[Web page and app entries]

#####

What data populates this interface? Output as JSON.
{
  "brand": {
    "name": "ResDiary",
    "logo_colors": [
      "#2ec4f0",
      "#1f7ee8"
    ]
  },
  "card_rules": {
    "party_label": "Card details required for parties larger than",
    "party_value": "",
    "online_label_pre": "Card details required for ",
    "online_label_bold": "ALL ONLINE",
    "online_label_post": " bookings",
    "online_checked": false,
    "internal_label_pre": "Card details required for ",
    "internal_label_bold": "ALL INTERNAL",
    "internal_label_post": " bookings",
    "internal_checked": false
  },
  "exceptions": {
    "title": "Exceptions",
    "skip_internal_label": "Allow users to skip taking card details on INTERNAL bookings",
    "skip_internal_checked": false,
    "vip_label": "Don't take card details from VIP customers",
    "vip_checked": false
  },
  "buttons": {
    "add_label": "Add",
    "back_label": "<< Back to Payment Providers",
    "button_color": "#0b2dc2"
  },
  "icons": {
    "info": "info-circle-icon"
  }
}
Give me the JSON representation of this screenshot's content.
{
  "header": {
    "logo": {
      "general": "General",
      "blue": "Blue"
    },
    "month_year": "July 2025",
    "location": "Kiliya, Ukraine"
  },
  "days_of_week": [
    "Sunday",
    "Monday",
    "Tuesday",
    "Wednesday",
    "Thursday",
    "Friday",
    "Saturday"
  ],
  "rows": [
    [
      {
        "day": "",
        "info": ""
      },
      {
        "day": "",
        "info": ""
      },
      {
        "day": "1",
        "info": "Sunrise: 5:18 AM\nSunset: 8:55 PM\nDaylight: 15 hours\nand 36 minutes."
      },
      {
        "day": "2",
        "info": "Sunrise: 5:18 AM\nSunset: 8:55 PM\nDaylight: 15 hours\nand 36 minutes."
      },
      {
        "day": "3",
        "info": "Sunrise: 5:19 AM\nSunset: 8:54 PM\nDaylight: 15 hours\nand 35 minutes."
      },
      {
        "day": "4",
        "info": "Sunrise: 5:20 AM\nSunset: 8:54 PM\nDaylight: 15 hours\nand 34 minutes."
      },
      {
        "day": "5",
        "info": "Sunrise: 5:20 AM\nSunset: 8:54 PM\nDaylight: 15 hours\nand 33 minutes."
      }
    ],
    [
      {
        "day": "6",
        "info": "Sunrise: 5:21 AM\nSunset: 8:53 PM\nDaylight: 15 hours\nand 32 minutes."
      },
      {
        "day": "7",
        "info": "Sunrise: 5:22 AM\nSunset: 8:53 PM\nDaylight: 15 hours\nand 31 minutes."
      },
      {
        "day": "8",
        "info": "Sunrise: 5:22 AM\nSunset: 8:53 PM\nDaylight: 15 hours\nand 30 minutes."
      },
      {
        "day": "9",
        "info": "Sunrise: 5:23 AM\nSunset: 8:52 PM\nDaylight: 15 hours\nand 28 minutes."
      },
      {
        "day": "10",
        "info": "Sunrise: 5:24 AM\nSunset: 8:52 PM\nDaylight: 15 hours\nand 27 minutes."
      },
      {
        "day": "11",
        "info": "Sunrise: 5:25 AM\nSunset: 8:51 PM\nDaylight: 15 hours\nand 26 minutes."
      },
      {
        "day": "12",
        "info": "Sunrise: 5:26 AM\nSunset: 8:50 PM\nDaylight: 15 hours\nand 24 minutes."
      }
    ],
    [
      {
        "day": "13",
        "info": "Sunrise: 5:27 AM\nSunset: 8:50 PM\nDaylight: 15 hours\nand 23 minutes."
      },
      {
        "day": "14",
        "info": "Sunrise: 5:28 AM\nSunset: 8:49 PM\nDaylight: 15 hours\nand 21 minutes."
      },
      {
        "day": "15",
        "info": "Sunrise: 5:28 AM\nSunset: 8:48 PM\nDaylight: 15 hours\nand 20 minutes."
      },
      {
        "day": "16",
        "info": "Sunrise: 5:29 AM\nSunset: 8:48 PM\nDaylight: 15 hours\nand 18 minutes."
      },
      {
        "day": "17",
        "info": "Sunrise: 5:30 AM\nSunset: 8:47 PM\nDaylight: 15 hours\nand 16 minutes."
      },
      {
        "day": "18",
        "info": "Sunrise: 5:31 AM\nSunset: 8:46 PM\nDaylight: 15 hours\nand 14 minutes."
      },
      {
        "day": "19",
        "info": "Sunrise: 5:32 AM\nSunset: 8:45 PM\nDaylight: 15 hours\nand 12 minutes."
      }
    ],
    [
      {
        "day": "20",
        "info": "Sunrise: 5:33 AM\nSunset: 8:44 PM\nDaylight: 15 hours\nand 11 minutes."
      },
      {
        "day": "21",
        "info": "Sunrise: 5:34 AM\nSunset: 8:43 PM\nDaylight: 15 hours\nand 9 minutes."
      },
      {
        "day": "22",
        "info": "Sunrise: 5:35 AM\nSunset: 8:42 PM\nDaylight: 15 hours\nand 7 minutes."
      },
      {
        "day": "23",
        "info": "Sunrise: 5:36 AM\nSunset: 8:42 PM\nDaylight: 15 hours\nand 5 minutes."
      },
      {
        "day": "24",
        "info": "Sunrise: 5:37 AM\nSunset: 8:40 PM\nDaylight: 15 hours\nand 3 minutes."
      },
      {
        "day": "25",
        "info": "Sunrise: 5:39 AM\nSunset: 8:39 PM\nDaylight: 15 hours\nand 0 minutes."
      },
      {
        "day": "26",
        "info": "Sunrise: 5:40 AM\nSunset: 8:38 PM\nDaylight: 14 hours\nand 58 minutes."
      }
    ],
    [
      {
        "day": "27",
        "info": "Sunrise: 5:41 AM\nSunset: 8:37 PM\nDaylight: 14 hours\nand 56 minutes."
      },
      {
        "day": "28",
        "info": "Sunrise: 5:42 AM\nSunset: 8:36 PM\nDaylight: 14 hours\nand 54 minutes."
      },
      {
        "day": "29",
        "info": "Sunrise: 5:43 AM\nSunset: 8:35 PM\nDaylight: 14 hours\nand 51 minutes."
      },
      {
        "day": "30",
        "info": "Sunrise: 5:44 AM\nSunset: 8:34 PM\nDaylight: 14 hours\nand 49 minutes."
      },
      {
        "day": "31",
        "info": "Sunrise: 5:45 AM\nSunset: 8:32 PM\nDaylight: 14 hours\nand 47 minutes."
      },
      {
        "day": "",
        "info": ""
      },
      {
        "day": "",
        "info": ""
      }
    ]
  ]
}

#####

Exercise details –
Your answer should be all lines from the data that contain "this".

Response below –
What data populates this interface? Output as JSON.
Give me the JSON representation of this screenshot's content.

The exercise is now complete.